Employer Costs for Employee Compensation (ECEC)
- Costs associated with employee compensation. The Department of Energy uses the ECEC data to benchmark its compensation costs in the process of selecting a potential contractor, see U.S. Department of Energy Cost Study Manual.
- For comparisons between costs in the public and private sector. The National Association of State Budget Officers uses the ECEC data to assess its compensation costs and their relative costs, see The Relative Importance of Health and Retirement Benefits in State and Local Employee Compensation.
- For setting minimum wages and benefit payments. The Department of Labor’s Wage and Hour Division uses the ECEC data to pay service employees’ wages and offer them benefits as consistent with those prevailing in the locality, see All Agency Memorandum.
Benefits incidence and detailed provisions
- Planning and improving company benefits. NCS data commonly are used as a guide when companies choose the provisions for their benefit plans. In addition, companies may improve benefit packages to remain competitive in the labor market.
- Lowering turnover rates. To attract and retain workers, employers may provide additional benefits. Using NCS data, employers can evaluate benefits that are available to employees nationally by worker and establishment characteristics.
- Aiding collective bargaining negotiations. Collective bargaining units renegotiate their contracts at various times. The bargaining unit may want to add a new benefit, such as flexible workplace arrangements, to an agreement. The bargaining unit and the employer can use NCS benefits data to assist them in decisionmaking.
- Assessing health care premiums. Companies can compare the premiums it currently pays for health benefits with nationwide averages. The comparison helps the established company assess its health benefits or negotiate contracts with insurance companies.
- Assessing and formulating public policy. NCS benefits data were used to design defined benefit plans and savings and thrift plans for federal employees.
- Researching current benefit issues. Students, consultants, and researchers use benefits data frequently to investigate a particular issue pertaining to benefits or may focus on a few years of previous data to develop research on trends or other benefit issues.
A comprehensive set of recent NCS data is available on the BLS website.
Special tabulation requests
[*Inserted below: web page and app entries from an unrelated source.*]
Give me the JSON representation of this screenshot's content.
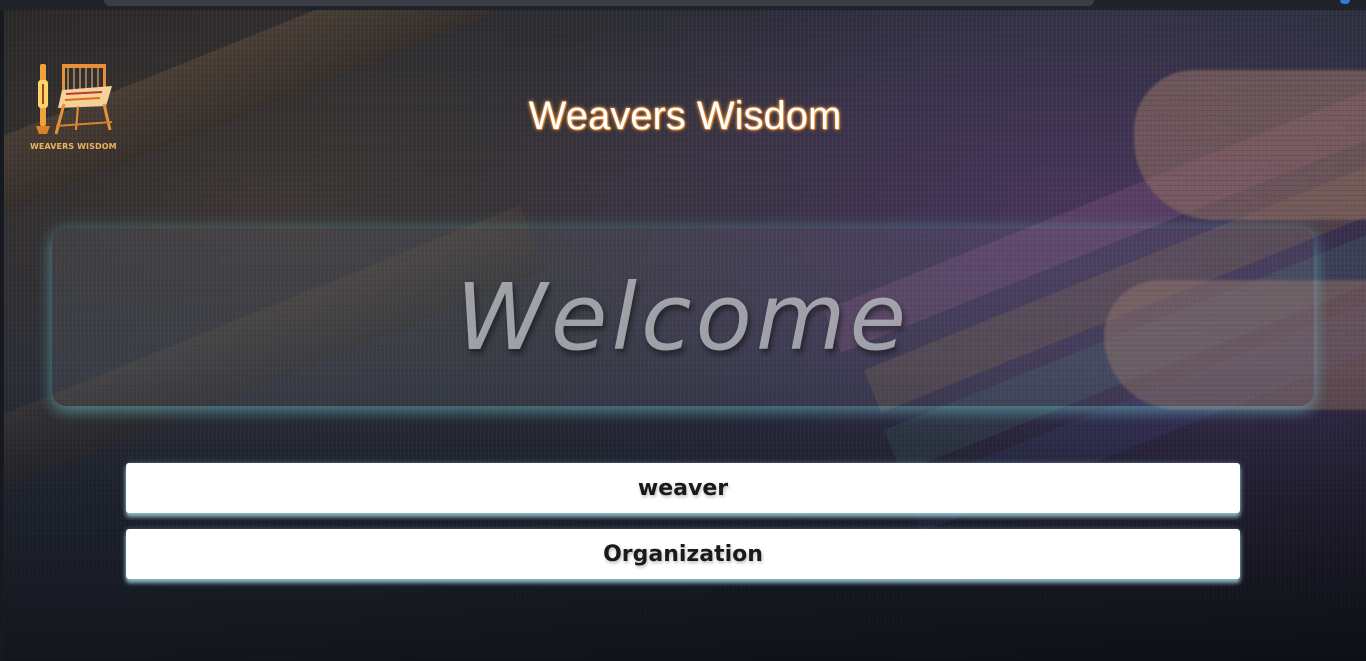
{
  "header": {
    "logo_text": "WEAVERS WISDOM",
    "title": "Weavers Wisdom"
  },
  "hero": {
    "welcome_text": "Welcome"
  },
  "options": [
    {
      "label": "weaver"
    },
    {
      "label": "Organization"
    }
  ],
  "colors": {
    "title_glow": "#ff9a33",
    "logo_accent": "#f0b35c",
    "button_bg": "#ffffff",
    "button_glow": "#aae1eb"
  },
  "icons": {
    "logo": "loom-logo-icon"
  }
}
The NCS processes requests for special tabulations of data not available elsewhere. Requests are evaluated and processed according to resource availability and complexity of the request. The NCS is not designed to produce estimates for individual states. Requests for additional geographic detail will be denied. All special tabulations of data are reviewed for reliability and confidentiality prior to release, which may limit the data provided. If the special tabulation data are cited, the user should indicate that the data are unpublished estimates from the Bureau of Labor Statistics, National Compensation Survey and provide the associated reference period. To submit a request for special tabulation of data, complete the NCS online form, enter “special data request” in the subject line and indicate the scope of the request. BLS staff evaluating the request will respond and ask for clarification, if necessary. When making a special data request, users should provide a detailed explanation of the scope that includes ownership (civilian, private, and state and local government), industry, occupation, worker and establishment characteristics, and time period. This detailed explanation will expedite the evaluation. Users looking to conduct econometric analysis should consider submitting proposals through BLS Restricted Data Access.
Availability of micro data
The NCS micro data are available on a limited basis to researchers who want to conduct valid statistical analyses. Researchers are encouraged to apply for access as early as possible and to discuss the project with appropriate BLS contacts prior to submitting an application. For more information see BLS Restricted Data Access.
Last Modified Date: December 15, 2017